### Task description
Go through the records below and show every line with the string "Extraction".

### Given information
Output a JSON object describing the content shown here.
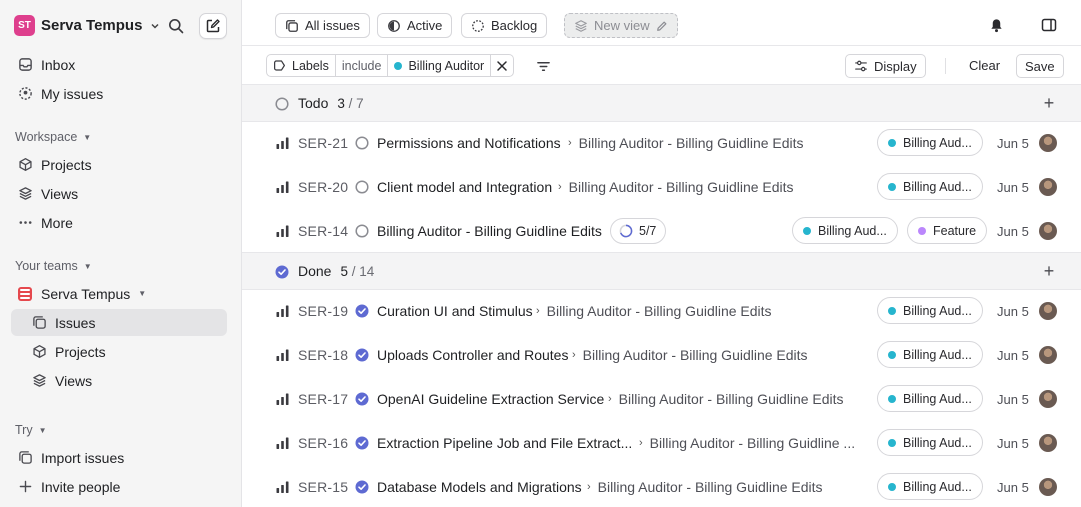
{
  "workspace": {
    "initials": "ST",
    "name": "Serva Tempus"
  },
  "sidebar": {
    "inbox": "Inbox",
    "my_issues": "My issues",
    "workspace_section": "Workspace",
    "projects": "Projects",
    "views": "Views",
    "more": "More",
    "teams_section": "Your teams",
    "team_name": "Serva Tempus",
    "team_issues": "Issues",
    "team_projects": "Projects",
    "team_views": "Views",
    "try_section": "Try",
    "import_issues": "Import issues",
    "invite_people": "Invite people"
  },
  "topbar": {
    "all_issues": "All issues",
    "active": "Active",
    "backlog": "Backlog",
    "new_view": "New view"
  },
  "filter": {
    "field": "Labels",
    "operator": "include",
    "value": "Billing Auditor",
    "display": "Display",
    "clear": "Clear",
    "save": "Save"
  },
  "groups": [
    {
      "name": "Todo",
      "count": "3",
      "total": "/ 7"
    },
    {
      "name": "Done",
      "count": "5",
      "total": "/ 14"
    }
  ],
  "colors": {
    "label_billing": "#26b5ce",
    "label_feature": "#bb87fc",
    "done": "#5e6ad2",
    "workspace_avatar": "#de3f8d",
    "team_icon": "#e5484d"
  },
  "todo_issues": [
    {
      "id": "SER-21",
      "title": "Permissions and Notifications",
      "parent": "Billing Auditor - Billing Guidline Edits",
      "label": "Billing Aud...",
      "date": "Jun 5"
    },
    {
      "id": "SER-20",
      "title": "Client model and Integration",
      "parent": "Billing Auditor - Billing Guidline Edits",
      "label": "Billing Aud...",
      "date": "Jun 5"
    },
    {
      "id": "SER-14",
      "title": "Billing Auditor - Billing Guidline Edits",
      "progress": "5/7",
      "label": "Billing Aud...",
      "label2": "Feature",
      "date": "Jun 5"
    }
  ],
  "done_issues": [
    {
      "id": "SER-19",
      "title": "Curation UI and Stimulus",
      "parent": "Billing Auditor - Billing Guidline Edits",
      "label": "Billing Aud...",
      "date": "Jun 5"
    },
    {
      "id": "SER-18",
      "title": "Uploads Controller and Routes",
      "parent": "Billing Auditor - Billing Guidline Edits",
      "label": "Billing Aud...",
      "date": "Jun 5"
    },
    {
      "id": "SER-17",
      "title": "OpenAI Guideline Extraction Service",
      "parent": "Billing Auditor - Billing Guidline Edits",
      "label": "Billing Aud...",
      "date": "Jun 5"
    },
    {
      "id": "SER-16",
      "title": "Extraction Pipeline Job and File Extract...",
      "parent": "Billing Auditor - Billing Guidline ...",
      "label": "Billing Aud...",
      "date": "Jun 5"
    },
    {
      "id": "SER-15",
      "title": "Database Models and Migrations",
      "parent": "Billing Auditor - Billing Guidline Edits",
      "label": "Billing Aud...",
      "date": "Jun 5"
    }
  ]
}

### Solution to the exercise
      "title": "OpenAI Guideline Extraction Service",
      "title": "Extraction Pipeline Job and File Extract...",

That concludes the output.